I didn’t see this when I was writing about creativity – it is brilliant – watch it if you can.
We have come to believe that having complete freedom is the road to complete happiness – but is this true? In reality, even the most capable of us is limited.
Limitation is natural.
To begin with we are mortal, therefore there is a limit to the length of our lives. But we are also limited in other ways.
As Jordan Peterson says in his talk, Virtue as a Necessity, some things about us are neither our fault nor to our credit, they are just arbitrary facts of being –
…a human being is predicated on a fundamental limitation – you are what you are and you’re not other things…
This might seem like a bad thing but I don’t think it’s at all bad – just a fact.
If there are no limitations, then there are no boundaries. If there are no boundaries then there is no being and everything is just one mush of reality.

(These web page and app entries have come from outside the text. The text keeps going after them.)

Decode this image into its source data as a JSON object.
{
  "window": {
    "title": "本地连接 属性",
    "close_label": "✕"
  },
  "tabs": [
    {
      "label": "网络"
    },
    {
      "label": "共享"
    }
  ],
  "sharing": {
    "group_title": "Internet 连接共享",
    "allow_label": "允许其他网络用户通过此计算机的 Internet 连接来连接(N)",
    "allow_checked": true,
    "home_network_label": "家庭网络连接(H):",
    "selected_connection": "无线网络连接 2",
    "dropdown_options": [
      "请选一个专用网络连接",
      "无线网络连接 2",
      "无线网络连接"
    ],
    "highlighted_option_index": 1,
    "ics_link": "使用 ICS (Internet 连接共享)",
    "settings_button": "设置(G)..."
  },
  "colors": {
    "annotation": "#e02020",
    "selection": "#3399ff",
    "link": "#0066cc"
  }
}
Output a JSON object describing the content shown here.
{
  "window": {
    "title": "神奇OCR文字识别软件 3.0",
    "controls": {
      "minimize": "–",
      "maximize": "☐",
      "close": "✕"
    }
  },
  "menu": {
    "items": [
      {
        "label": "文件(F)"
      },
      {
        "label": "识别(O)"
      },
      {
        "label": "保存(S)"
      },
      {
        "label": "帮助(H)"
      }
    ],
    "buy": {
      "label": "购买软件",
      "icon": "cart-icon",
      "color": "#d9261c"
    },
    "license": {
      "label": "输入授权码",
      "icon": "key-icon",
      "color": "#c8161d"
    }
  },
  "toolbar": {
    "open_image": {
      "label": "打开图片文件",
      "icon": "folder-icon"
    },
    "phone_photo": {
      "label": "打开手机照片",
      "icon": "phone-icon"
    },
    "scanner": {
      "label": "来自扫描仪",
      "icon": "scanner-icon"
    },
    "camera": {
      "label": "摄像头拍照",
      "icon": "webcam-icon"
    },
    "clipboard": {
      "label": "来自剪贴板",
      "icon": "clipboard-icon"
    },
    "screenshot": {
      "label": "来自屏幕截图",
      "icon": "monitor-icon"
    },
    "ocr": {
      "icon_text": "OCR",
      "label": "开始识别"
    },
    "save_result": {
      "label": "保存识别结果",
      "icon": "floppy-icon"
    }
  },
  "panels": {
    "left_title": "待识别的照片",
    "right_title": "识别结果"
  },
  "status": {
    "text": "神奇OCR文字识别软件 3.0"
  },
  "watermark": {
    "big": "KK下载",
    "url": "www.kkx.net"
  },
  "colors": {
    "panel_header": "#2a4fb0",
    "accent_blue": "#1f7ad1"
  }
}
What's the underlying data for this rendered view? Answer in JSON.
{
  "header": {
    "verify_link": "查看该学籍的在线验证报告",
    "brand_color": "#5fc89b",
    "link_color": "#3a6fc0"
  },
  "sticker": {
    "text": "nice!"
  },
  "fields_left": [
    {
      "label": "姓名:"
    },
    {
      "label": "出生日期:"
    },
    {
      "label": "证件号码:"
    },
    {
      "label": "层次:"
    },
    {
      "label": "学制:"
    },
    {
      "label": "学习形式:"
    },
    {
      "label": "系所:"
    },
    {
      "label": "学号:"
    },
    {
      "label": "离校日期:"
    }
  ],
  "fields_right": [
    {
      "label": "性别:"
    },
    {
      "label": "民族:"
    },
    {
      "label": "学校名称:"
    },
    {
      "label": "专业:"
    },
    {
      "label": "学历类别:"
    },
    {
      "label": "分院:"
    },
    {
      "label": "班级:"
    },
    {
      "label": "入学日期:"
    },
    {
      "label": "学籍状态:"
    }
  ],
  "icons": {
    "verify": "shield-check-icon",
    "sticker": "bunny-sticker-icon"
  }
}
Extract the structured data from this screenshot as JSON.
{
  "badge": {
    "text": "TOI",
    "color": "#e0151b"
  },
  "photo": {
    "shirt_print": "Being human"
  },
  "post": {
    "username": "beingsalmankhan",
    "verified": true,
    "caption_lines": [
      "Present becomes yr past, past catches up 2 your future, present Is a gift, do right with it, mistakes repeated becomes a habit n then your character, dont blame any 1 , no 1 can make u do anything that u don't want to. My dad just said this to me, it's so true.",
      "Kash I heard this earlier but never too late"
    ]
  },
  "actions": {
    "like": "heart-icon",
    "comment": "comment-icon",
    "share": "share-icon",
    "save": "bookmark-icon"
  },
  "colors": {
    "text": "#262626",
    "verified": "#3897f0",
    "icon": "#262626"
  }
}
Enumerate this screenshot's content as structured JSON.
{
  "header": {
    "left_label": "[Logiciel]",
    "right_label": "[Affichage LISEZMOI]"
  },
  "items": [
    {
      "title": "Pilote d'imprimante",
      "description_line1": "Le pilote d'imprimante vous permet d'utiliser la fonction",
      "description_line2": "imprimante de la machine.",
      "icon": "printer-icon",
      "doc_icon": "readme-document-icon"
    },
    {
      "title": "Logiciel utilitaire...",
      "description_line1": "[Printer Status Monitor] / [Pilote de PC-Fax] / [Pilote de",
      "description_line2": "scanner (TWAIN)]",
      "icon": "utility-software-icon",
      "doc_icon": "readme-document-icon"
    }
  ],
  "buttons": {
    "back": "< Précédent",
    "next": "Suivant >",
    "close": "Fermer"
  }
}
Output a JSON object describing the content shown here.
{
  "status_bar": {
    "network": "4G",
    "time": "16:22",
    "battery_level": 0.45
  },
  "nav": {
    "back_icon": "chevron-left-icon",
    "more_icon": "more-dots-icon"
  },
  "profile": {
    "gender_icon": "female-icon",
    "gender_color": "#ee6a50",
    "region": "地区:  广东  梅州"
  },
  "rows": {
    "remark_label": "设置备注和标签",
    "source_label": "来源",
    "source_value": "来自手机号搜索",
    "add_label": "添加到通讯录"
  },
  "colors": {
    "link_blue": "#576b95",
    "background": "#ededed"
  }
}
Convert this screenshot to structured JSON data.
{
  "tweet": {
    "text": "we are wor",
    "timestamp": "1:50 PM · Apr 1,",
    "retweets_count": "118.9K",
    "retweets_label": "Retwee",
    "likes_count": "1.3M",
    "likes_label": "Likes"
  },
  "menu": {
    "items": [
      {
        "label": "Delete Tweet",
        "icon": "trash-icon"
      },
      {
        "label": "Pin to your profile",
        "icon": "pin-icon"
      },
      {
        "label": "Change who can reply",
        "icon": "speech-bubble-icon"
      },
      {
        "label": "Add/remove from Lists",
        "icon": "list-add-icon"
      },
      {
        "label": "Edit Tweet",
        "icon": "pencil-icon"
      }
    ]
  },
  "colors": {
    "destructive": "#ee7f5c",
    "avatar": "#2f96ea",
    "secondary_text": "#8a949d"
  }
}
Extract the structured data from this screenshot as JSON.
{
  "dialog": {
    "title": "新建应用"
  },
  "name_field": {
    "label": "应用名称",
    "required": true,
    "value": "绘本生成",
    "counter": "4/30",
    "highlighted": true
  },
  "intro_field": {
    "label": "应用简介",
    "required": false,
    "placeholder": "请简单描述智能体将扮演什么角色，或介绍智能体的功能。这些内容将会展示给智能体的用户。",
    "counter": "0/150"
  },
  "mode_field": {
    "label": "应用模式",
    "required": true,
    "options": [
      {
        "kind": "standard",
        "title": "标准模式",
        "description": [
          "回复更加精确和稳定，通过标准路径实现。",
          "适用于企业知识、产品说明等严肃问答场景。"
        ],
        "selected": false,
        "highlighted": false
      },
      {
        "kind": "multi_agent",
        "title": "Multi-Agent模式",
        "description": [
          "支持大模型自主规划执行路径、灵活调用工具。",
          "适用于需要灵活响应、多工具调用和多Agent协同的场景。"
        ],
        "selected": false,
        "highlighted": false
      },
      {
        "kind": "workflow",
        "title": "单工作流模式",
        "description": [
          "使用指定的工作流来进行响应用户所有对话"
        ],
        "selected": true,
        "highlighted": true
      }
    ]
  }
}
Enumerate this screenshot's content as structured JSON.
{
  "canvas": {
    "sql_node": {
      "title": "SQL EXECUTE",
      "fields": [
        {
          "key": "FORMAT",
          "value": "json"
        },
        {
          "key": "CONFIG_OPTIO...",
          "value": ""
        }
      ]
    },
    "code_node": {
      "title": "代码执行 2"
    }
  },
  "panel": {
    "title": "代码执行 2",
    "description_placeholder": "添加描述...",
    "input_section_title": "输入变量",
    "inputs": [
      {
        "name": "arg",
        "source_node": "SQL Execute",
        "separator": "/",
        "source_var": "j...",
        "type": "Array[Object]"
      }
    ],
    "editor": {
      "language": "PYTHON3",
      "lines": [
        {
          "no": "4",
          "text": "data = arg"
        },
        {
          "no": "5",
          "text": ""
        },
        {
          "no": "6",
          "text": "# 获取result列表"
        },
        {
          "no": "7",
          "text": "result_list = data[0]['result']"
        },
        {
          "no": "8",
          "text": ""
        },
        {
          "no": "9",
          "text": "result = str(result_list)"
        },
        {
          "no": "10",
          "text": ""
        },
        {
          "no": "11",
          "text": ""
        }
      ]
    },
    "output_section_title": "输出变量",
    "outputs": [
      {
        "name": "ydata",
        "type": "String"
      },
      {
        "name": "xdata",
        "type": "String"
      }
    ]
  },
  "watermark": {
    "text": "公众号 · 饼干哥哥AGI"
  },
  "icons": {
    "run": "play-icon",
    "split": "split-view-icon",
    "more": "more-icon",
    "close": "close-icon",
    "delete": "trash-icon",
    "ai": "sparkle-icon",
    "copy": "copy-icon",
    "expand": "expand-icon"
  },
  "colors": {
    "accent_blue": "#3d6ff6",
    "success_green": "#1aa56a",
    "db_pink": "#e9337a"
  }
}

This is not the same as oneness. Oneness means that we are all distinctive parts of a whole.
Mush is just mush.
Is there some part of us that instinctively knows that human beings really excel within limits?
If not, why is it that when we invent games we arbitrarily create ‘rules’? (see Virtue as A Necessity).
Is a dance still a dance without ‘rules’ and ‘limits’?
Or a football game?
What are the challenges we face when dealing with limits?
How do we distinguish a real limit from a limit imposed by ourselves or our societies?
For example, because immortality is not an option we can’t just choose not to die ever, on the other hand many people have achieved great things by overcoming apparent limitations. How can we tell the difference?
It is clearly difficult to find a balance between over-control and the natural, healthy limits that we need in order to keep everybody safe and help our societies to function – so how do we do that?
When does free speech become incitement to hatred, for example?
Is there a natural line?
If so, where is it (and how do we recognise it)?
(Answers on a postcard…)
Humans are social beings. We’re not the only ones on the planet but we most definitely belong to that group.
Our interactions with other people do more than just shape our manners and our view of the world, these interactions actually shape our physical brains. As the saying goes, neurons that fire together, wire together.
As we lumber about in our lives, we often believe, erroneously, that only our big actions count.
If I don’t hit you or shout at you or curse or show my disdain I can tell myself I haven’t revealed anything of myself – or done any damage to you.
But what if that isn’t true?
What if our sensitivity to response is so ingrained in us and so long-standing that we don’t consciously recognise how subtly influenced – or influential – we can be?
Everybody knows that new-born babies respond to the world around them and we instinctively try to interact even with the youngest babies. But do we realise how vital this seemingly trivial interaction really is?
Watch the video below – if you can handle it – it tells a very interesting story.